(Beginning of TASK DATA)
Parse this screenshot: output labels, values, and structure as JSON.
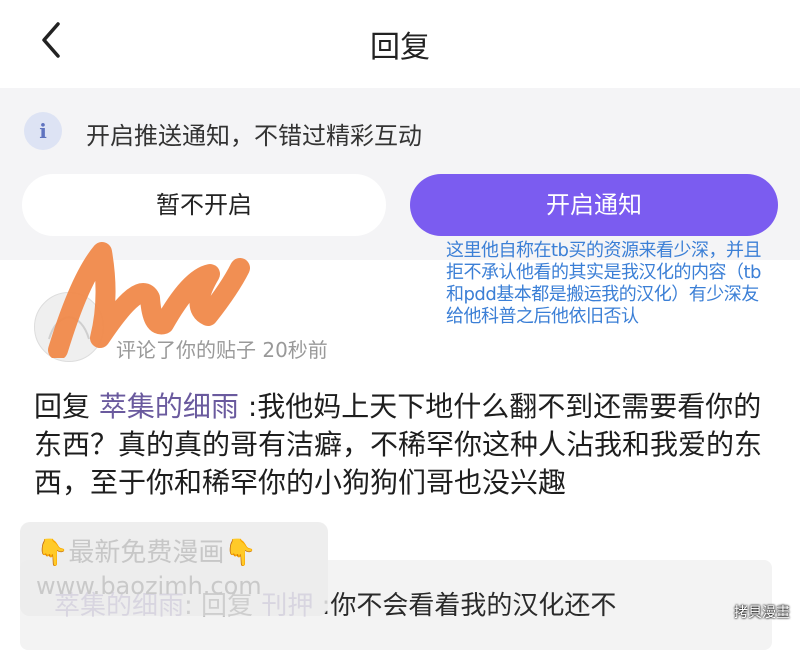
{
  "header": {
    "title": "回复"
  },
  "push": {
    "info_icon": "info-icon",
    "text": "开启推送通知，不错过精彩互动",
    "skip_label": "暂不开启",
    "enable_label": "开启通知",
    "accent": "#7b5cf0"
  },
  "annotation": {
    "text": "这里他自称在tb买的资源来看少深，并且拒不承认他看的其实是我汉化的内容（tb和pdd基本都是搬运我的汉化）有少深友给他科普之后他依旧否认"
  },
  "comment": {
    "meta": "评论了你的贴子  20秒前",
    "prefix": "回复",
    "target_user": "萃集的细雨",
    "text": " :我他妈上天下地什么翻不到还需要看你的东西？真的真的哥有洁癖，不稀罕你这种人沾我和我爱的东西，至于你和稀罕你的小狗狗们哥也没兴趣"
  },
  "watermark": {
    "line1": "最新免费漫画",
    "line2": "www.baozimh.com",
    "hand": "👇"
  },
  "quote": {
    "user": "萃集的细雨",
    "sep": ": 回复 ",
    "target": "刊押",
    "text": " :你不会看着我的汉化还不"
  },
  "corner": "拷貝漫畫"
}
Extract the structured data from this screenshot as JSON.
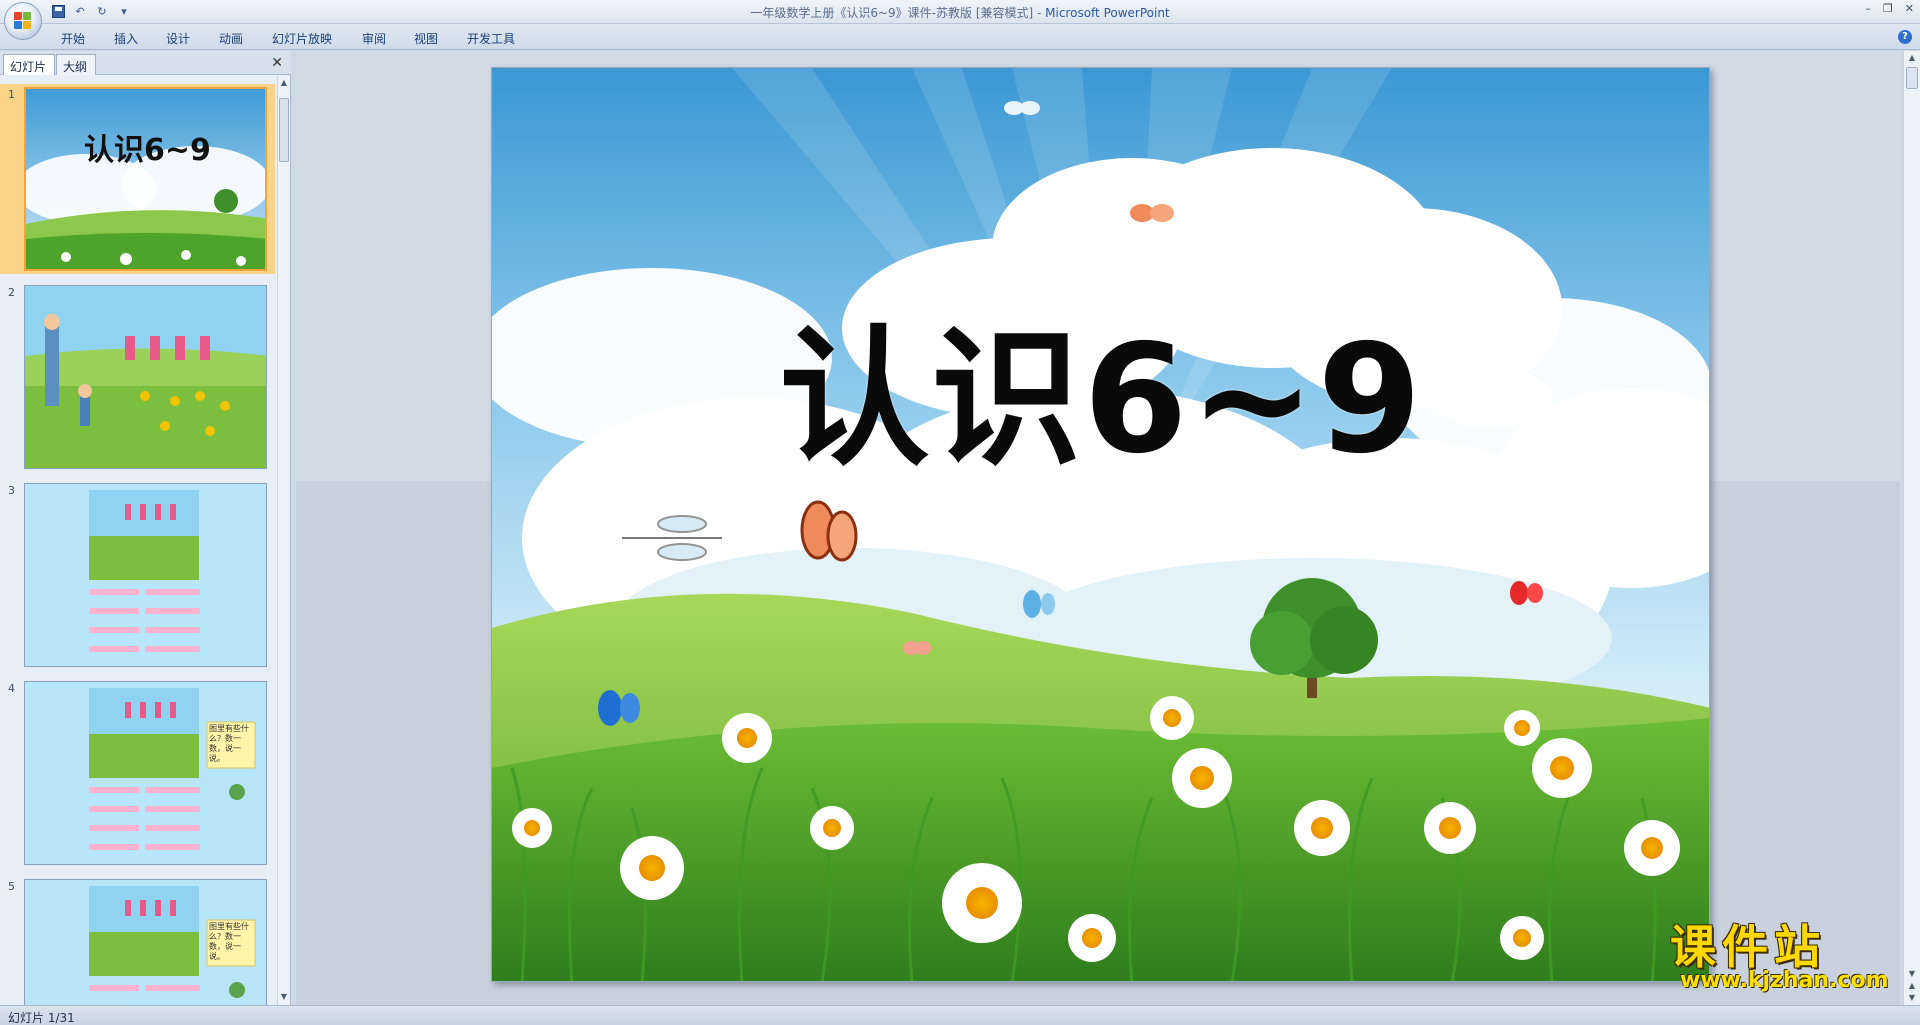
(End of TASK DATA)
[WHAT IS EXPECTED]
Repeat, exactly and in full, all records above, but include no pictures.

[RESPONSE FOR THIS EXERCISE]
Parse this screenshot: output labels, values, and structure as JSON.
{
  "header": {
    "title": "回复"
  },
  "push": {
    "info_icon": "info-icon",
    "text": "开启推送通知，不错过精彩互动",
    "skip_label": "暂不开启",
    "enable_label": "开启通知",
    "accent": "#7b5cf0"
  },
  "annotation": {
    "text": "这里他自称在tb买的资源来看少深，并且拒不承认他看的其实是我汉化的内容（tb和pdd基本都是搬运我的汉化）有少深友给他科普之后他依旧否认"
  },
  "comment": {
    "meta": "评论了你的贴子  20秒前",
    "prefix": "回复",
    "target_user": "萃集的细雨",
    "text": " :我他妈上天下地什么翻不到还需要看你的东西？真的真的哥有洁癖，不稀罕你这种人沾我和我爱的东西，至于你和稀罕你的小狗狗们哥也没兴趣"
  },
  "watermark": {
    "line1": "最新免费漫画",
    "line2": "www.baozimh.com",
    "hand": "👇"
  },
  "quote": {
    "user": "萃集的细雨",
    "sep": ": 回复 ",
    "target": "刊押",
    "text": " :你不会看着我的汉化还不"
  },
  "corner": "拷貝漫畫"
}
Extract the structured data from this screenshot as JSON.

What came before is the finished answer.